> [Aim of the exercise]:
Search the entries below for "heading". Report each line where it occurs.

### Source records ###

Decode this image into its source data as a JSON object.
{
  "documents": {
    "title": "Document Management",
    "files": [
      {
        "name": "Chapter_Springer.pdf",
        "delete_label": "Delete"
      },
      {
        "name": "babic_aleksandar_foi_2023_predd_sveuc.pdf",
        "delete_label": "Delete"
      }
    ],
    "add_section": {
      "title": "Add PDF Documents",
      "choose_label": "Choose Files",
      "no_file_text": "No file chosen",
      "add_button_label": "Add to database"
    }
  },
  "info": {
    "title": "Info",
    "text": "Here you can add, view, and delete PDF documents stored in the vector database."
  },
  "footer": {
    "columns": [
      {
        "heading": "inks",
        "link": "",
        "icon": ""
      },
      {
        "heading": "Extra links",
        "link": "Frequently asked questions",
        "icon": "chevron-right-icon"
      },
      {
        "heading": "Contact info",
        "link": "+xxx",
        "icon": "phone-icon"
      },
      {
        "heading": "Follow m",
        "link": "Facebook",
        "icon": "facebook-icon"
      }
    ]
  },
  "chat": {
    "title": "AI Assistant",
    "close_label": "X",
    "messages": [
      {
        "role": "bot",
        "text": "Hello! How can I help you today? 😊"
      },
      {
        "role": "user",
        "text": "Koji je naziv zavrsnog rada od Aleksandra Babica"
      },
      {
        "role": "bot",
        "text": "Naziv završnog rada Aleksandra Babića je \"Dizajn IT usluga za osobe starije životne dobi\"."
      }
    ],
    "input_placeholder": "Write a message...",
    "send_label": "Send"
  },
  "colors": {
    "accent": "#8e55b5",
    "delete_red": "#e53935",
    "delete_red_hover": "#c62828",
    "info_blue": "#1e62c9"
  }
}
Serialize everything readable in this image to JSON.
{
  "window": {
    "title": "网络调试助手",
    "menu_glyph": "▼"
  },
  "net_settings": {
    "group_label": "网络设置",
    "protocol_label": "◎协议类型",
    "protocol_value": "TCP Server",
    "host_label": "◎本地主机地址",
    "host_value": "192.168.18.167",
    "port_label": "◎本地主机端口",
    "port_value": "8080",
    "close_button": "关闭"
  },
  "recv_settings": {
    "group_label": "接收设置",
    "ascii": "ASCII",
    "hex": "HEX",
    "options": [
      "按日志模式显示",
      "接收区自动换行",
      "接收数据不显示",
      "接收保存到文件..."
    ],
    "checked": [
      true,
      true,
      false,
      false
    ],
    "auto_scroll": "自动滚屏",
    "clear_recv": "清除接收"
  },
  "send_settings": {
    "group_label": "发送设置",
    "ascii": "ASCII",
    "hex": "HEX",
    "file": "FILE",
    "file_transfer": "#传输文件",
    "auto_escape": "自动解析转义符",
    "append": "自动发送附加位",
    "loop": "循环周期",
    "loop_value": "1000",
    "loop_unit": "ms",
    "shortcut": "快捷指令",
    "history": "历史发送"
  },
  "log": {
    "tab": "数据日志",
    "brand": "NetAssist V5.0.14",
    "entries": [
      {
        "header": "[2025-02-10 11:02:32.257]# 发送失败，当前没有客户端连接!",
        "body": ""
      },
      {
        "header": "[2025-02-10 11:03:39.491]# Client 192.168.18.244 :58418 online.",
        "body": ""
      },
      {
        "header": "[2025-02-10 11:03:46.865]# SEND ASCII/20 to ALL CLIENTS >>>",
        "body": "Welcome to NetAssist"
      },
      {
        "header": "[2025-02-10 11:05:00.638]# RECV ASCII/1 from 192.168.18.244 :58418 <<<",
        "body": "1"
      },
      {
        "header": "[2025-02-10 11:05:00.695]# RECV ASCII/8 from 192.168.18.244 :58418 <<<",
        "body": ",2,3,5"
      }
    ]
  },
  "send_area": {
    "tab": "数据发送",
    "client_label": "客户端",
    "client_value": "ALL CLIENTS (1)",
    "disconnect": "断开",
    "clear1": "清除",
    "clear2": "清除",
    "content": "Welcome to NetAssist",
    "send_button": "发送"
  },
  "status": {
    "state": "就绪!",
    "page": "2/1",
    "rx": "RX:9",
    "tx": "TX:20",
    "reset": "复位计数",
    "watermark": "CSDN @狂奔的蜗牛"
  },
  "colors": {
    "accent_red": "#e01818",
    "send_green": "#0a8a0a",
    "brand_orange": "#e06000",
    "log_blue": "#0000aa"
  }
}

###

> [Response area]:
        "heading": "inks",
        "heading": "Extra links",
        "heading": "Contact info",
        "heading": "Follow m",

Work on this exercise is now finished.